As the holiday shopping season heats up, 43 percent of small businesses are more optimistic about holiday sales in 2012 than last year, according to a survey of more than a 1,000 small business owners cited in an article on the Fox Business website. The National Retail Federation also predicts a 4.1 percent increase in holiday sales over 2011, which supports the retailers’ sunny outlook.
While 51 percent of retailers expect a majority of in-store purchases, 41 percent anticipate selling more merchandise online than in the store. There is also some debate over which age demographic will spend the most money. Fifty-three percent consider millennials the bigger spenders, but approximately one-third contend Baby Boomers will break the bank this holiday season.
Do Predictions Mesh With Reality?
Holiday sales — those in November and December — are expected to total $586.1 billion, according to a statement released by the National Retail Federation (NRF) on Oct. 2, 2012. This is a 4.1 percent increase over last year. Citing signs of improving consumer confidence despite political and fiscal uncertainties, the predicted increase is higher than the NRF’s 10-year average sales increase of 3.5 percent.
“This is the most optimistic forecast NRF has released since the recession,” says NRF President and CEO Matthew Shay. “In spite of the uncertainties that exist in our economy and among consumers, we believe we’ll see solid holiday sales growth this year.
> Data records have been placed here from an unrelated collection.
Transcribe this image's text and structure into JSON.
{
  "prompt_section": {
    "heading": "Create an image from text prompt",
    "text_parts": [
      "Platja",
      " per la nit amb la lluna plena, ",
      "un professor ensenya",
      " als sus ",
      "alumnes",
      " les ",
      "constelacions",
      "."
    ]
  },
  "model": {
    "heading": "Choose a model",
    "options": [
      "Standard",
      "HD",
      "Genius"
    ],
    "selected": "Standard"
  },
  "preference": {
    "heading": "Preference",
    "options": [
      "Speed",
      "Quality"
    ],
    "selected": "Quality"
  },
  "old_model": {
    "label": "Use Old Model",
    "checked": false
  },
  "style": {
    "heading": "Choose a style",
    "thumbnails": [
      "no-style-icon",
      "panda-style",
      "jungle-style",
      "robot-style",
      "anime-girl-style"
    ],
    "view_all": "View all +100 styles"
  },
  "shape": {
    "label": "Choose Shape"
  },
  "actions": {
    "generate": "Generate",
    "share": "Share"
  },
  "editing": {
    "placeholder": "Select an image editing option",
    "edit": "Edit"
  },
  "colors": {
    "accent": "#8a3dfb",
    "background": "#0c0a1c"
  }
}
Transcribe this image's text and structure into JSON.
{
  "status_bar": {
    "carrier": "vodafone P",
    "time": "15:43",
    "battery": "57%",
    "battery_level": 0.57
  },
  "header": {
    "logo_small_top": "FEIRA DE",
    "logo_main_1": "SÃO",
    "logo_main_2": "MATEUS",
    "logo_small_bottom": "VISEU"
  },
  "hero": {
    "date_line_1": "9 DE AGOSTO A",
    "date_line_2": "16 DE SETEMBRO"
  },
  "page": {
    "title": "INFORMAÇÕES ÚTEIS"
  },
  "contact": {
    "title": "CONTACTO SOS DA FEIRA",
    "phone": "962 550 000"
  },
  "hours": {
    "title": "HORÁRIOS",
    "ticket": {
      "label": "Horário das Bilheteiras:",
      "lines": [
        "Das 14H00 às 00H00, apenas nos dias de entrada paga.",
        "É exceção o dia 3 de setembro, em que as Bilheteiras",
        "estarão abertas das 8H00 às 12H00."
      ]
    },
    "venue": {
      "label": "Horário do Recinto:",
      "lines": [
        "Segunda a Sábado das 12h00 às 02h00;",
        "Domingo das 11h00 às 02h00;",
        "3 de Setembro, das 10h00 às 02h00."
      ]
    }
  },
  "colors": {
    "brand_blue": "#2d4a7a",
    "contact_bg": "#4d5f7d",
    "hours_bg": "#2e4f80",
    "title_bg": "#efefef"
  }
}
Variables including the presidential election, confusion surrounding the ‘fiscal cliff’ and concern relating to future economic growth could all combine to affect consumers’ spending plans, but overall we are optimistic that retailers promotions will hit the right chord with holiday shoppers.”
Why Consumers Will Spend More
While the unemployment rate remains at 7.8 percent and there is only slight job and income growth, the NRF reveals encouraging signs like “increases in confidence and home prices” for a “cautious but capable consumer.”
“While moderate compared to what we experienced the last two holiday seasons, the forecast is a very pragmatic look at what to expect this year given the current rate of economic growth,” says NRF Chief Economist Jack Kleinhenz, Ph.D. “There’s still some general anxiety amongst consumers when it comes to how the state of the economy is impacting their spending plans, but retailers can expect to see excitement around their promotions and plenty of bargain hunters both online and in stores in the coming months.”
Actual holiday sales in 2011 grew 5.6 percent. This number is based on revisions from the U.S. Department of Commerce. The NRF has also revised its calculations to now include “non-store and auto parts and auto accessories stores.”